Task description:
Leaving the pictures aside, repeat each line below exactly.

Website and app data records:
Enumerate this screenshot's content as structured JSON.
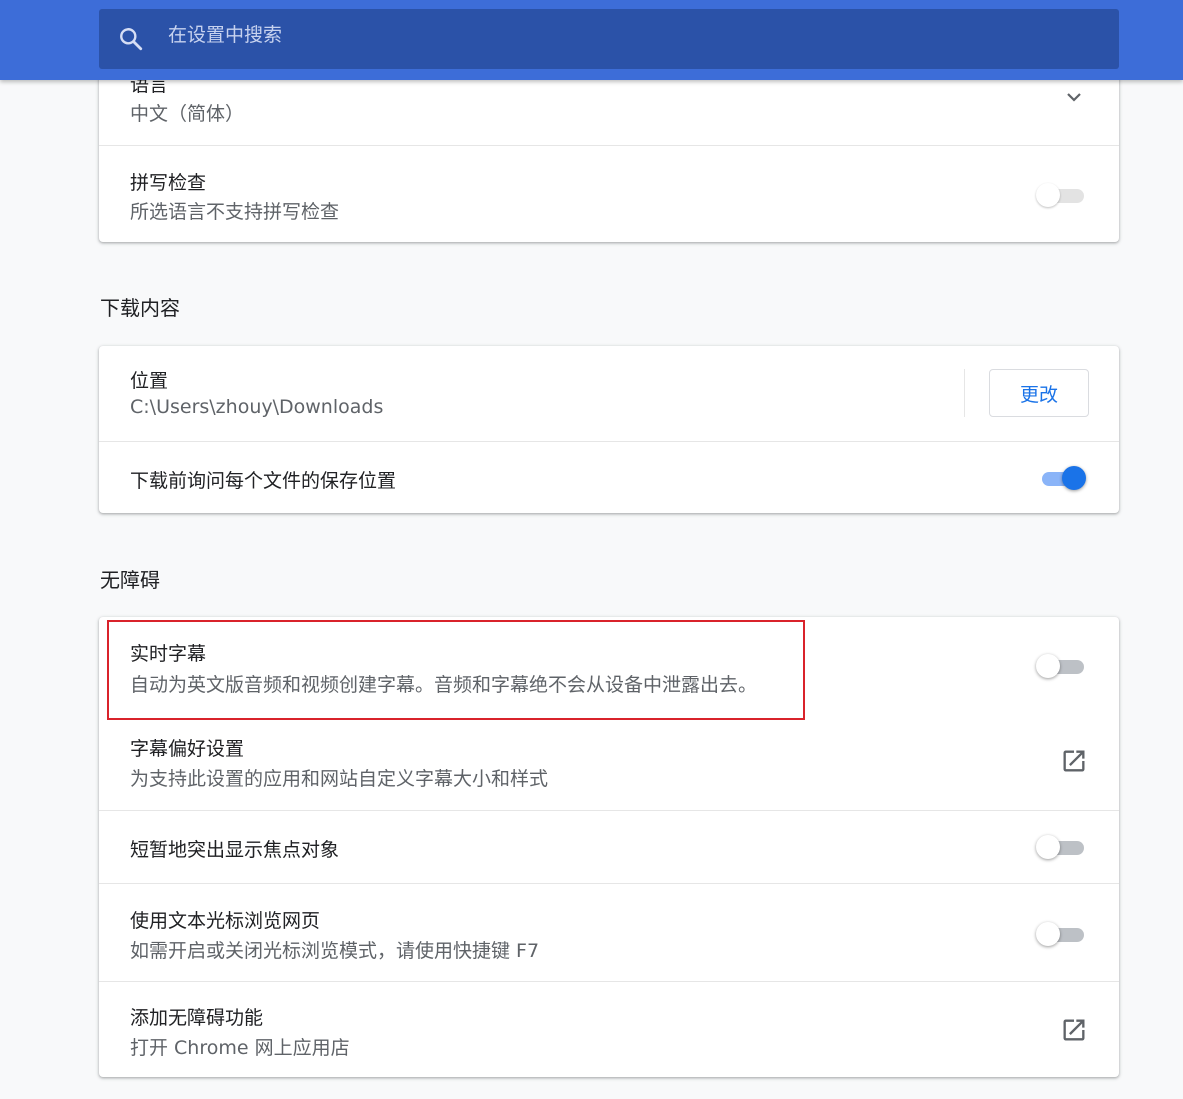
{
  "search": {
    "placeholder": "在设置中搜索"
  },
  "language_card": {
    "language_title": "语言",
    "language_value": "中文（简体）",
    "spellcheck_title": "拼写检查",
    "spellcheck_sub": "所选语言不支持拼写检查",
    "spellcheck_enabled": false
  },
  "downloads": {
    "heading": "下载内容",
    "location_title": "位置",
    "location_path": "C:\\Users\\zhouy\\Downloads",
    "change_button": "更改",
    "ask_title": "下载前询问每个文件的保存位置",
    "ask_enabled": true
  },
  "accessibility": {
    "heading": "无障碍",
    "live_caption_title": "实时字幕",
    "live_caption_sub": "自动为英文版音频和视频创建字幕。音频和字幕绝不会从设备中泄露出去。",
    "live_caption_enabled": false,
    "caption_pref_title": "字幕偏好设置",
    "caption_pref_sub": "为支持此设置的应用和网站自定义字幕大小和样式",
    "focus_highlight_title": "短暂地突出显示焦点对象",
    "focus_highlight_enabled": false,
    "caret_browsing_title": "使用文本光标浏览网页",
    "caret_browsing_sub": "如需开启或关闭光标浏览模式，请使用快捷键 F7",
    "caret_browsing_enabled": false,
    "add_features_title": "添加无障碍功能",
    "add_features_sub": "打开 Chrome 网上应用店"
  },
  "colors": {
    "header": "#3d6dd8",
    "accent": "#1a73e8",
    "highlight_box": "#d9232b"
  }
}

Solved exercise:
Enumerate this screenshot's content as structured JSON.
{
  "search": {
    "placeholder": "在设置中搜索"
  },
  "language_card": {
    "language_title": "语言",
    "language_value": "中文（简体）",
    "spellcheck_title": "拼写检查",
    "spellcheck_sub": "所选语言不支持拼写检查",
    "spellcheck_enabled": false
  },
  "downloads": {
    "heading": "下载内容",
    "location_title": "位置",
    "location_path": "C:\\Users\\zhouy\\Downloads",
    "change_button": "更改",
    "ask_title": "下载前询问每个文件的保存位置",
    "ask_enabled": true
  },
  "accessibility": {
    "heading": "无障碍",
    "live_caption_title": "实时字幕",
    "live_caption_sub": "自动为英文版音频和视频创建字幕。音频和字幕绝不会从设备中泄露出去。",
    "live_caption_enabled": false,
    "caption_pref_title": "字幕偏好设置",
    "caption_pref_sub": "为支持此设置的应用和网站自定义字幕大小和样式",
    "focus_highlight_title": "短暂地突出显示焦点对象",
    "focus_highlight_enabled": false,
    "caret_browsing_title": "使用文本光标浏览网页",
    "caret_browsing_sub": "如需开启或关闭光标浏览模式，请使用快捷键 F7",
    "caret_browsing_enabled": false,
    "add_features_title": "添加无障碍功能",
    "add_features_sub": "打开 Chrome 网上应用店"
  },
  "colors": {
    "header": "#3d6dd8",
    "accent": "#1a73e8",
    "highlight_box": "#d9232b"
  }
}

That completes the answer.